-- Opening Marker --

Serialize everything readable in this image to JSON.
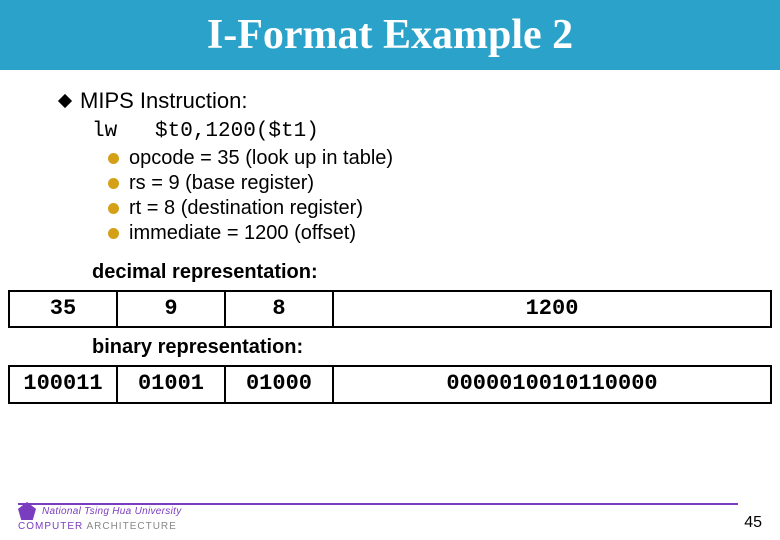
{
  "title": "I-Format Example 2",
  "main_bullet": "MIPS Instruction:",
  "code_line": "lw   $t0,1200($t1)",
  "subitems": [
    "opcode = 35 (look up in table)",
    "rs = 9 (base register)",
    "rt = 8 (destination register)",
    "immediate = 1200 (offset)"
  ],
  "decimal_label": "decimal representation:",
  "decimal_fields": {
    "op": "35",
    "rs": "9",
    "rt": "8",
    "imm": "1200"
  },
  "binary_label": "binary representation:",
  "binary_fields": {
    "op": "100011",
    "rs": "01001",
    "rt": "01000",
    "imm": "0000010010110000"
  },
  "footer": {
    "university": "National Tsing Hua University",
    "dept_cs": "COMPUTER",
    "dept_arch": "ARCHITECTURE",
    "page": "45"
  }
}
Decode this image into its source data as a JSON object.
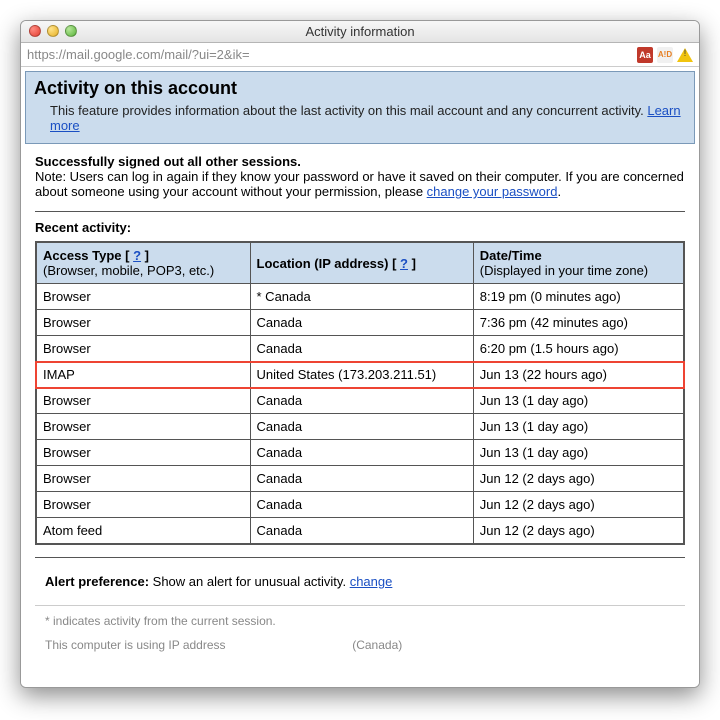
{
  "window": {
    "title": "Activity information",
    "url": "https://mail.google.com/mail/?ui=2&ik="
  },
  "header": {
    "title": "Activity on this account",
    "desc_prefix": "This feature provides information about the last activity on this mail account and any concurrent activity. ",
    "learn_more": "Learn more"
  },
  "signout": {
    "success": "Successfully signed out all other sessions.",
    "note_prefix": "Note: Users can log in again if they know your password or have it saved on their computer. If you are concerned about someone using your account without your permission, please ",
    "change_pw": "change your password",
    "period": "."
  },
  "recent": {
    "heading": "Recent activity:",
    "col1_line1_a": "Access Type [ ",
    "col1_q": "?",
    "col1_line1_b": " ]",
    "col1_line2": "(Browser, mobile, POP3, etc.)",
    "col2_line1_a": "Location (IP address) [ ",
    "col2_q": "?",
    "col2_line1_b": " ]",
    "col3_line1": "Date/Time",
    "col3_line2": "(Displayed in your time zone)",
    "rows": [
      {
        "type": "Browser",
        "loc": "* Canada",
        "time": "8:19 pm (0 minutes ago)",
        "hl": false
      },
      {
        "type": "Browser",
        "loc": "Canada",
        "time": "7:36 pm (42 minutes ago)",
        "hl": false
      },
      {
        "type": "Browser",
        "loc": "Canada",
        "time": "6:20 pm (1.5 hours ago)",
        "hl": false
      },
      {
        "type": "IMAP",
        "loc": "United States (173.203.211.51)",
        "time": "Jun 13 (22 hours ago)",
        "hl": true
      },
      {
        "type": "Browser",
        "loc": "Canada",
        "time": "Jun 13 (1 day ago)",
        "hl": false
      },
      {
        "type": "Browser",
        "loc": "Canada",
        "time": "Jun 13 (1 day ago)",
        "hl": false
      },
      {
        "type": "Browser",
        "loc": "Canada",
        "time": "Jun 13 (1 day ago)",
        "hl": false
      },
      {
        "type": "Browser",
        "loc": "Canada",
        "time": "Jun 12 (2 days ago)",
        "hl": false
      },
      {
        "type": "Browser",
        "loc": "Canada",
        "time": "Jun 12 (2 days ago)",
        "hl": false
      },
      {
        "type": "Atom feed",
        "loc": "Canada",
        "time": "Jun 12 (2 days ago)",
        "hl": false
      }
    ]
  },
  "alert": {
    "label": "Alert preference: ",
    "text": "Show an alert for unusual activity. ",
    "change": "change"
  },
  "footer": {
    "star_note": "* indicates activity from the current session.",
    "ip_line_a": "This computer is using IP address",
    "ip_line_b": "(Canada)"
  }
}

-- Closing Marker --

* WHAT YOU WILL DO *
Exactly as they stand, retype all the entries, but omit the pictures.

* ANSWER FOR THIS EXERCISE *
Serialize everything readable in this image to JSON.
{
  "title": "I-Format Example 2",
  "main_bullet": "MIPS Instruction:",
  "code_line": "lw   $t0,1200($t1)",
  "subitems": [
    "opcode = 35 (look up in table)",
    "rs = 9 (base register)",
    "rt = 8 (destination register)",
    "immediate = 1200 (offset)"
  ],
  "decimal_label": "decimal representation:",
  "decimal_fields": {
    "op": "35",
    "rs": "9",
    "rt": "8",
    "imm": "1200"
  },
  "binary_label": "binary representation:",
  "binary_fields": {
    "op": "100011",
    "rs": "01001",
    "rt": "01000",
    "imm": "0000010010110000"
  },
  "footer": {
    "university": "National Tsing Hua University",
    "dept_cs": "COMPUTER",
    "dept_arch": "ARCHITECTURE",
    "page": "45"
  }
}
Decode this image into its source data as a JSON object.
{
  "window": {
    "title": "Activity information",
    "url": "https://mail.google.com/mail/?ui=2&ik="
  },
  "header": {
    "title": "Activity on this account",
    "desc_prefix": "This feature provides information about the last activity on this mail account and any concurrent activity. ",
    "learn_more": "Learn more"
  },
  "signout": {
    "success": "Successfully signed out all other sessions.",
    "note_prefix": "Note: Users can log in again if they know your password or have it saved on their computer. If you are concerned about someone using your account without your permission, please ",
    "change_pw": "change your password",
    "period": "."
  },
  "recent": {
    "heading": "Recent activity:",
    "col1_line1_a": "Access Type [ ",
    "col1_q": "?",
    "col1_line1_b": " ]",
    "col1_line2": "(Browser, mobile, POP3, etc.)",
    "col2_line1_a": "Location (IP address) [ ",
    "col2_q": "?",
    "col2_line1_b": " ]",
    "col3_line1": "Date/Time",
    "col3_line2": "(Displayed in your time zone)",
    "rows": [
      {
        "type": "Browser",
        "loc": "* Canada",
        "time": "8:19 pm (0 minutes ago)",
        "hl": false
      },
      {
        "type": "Browser",
        "loc": "Canada",
        "time": "7:36 pm (42 minutes ago)",
        "hl": false
      },
      {
        "type": "Browser",
        "loc": "Canada",
        "time": "6:20 pm (1.5 hours ago)",
        "hl": false
      },
      {
        "type": "IMAP",
        "loc": "United States (173.203.211.51)",
        "time": "Jun 13 (22 hours ago)",
        "hl": true
      },
      {
        "type": "Browser",
        "loc": "Canada",
        "time": "Jun 13 (1 day ago)",
        "hl": false
      },
      {
        "type": "Browser",
        "loc": "Canada",
        "time": "Jun 13 (1 day ago)",
        "hl": false
      },
      {
        "type": "Browser",
        "loc": "Canada",
        "time": "Jun 13 (1 day ago)",
        "hl": false
      },
      {
        "type": "Browser",
        "loc": "Canada",
        "time": "Jun 12 (2 days ago)",
        "hl": false
      },
      {
        "type": "Browser",
        "loc": "Canada",
        "time": "Jun 12 (2 days ago)",
        "hl": false
      },
      {
        "type": "Atom feed",
        "loc": "Canada",
        "time": "Jun 12 (2 days ago)",
        "hl": false
      }
    ]
  },
  "alert": {
    "label": "Alert preference: ",
    "text": "Show an alert for unusual activity. ",
    "change": "change"
  },
  "footer": {
    "star_note": "* indicates activity from the current session.",
    "ip_line_a": "This computer is using IP address",
    "ip_line_b": "(Canada)"
  }
}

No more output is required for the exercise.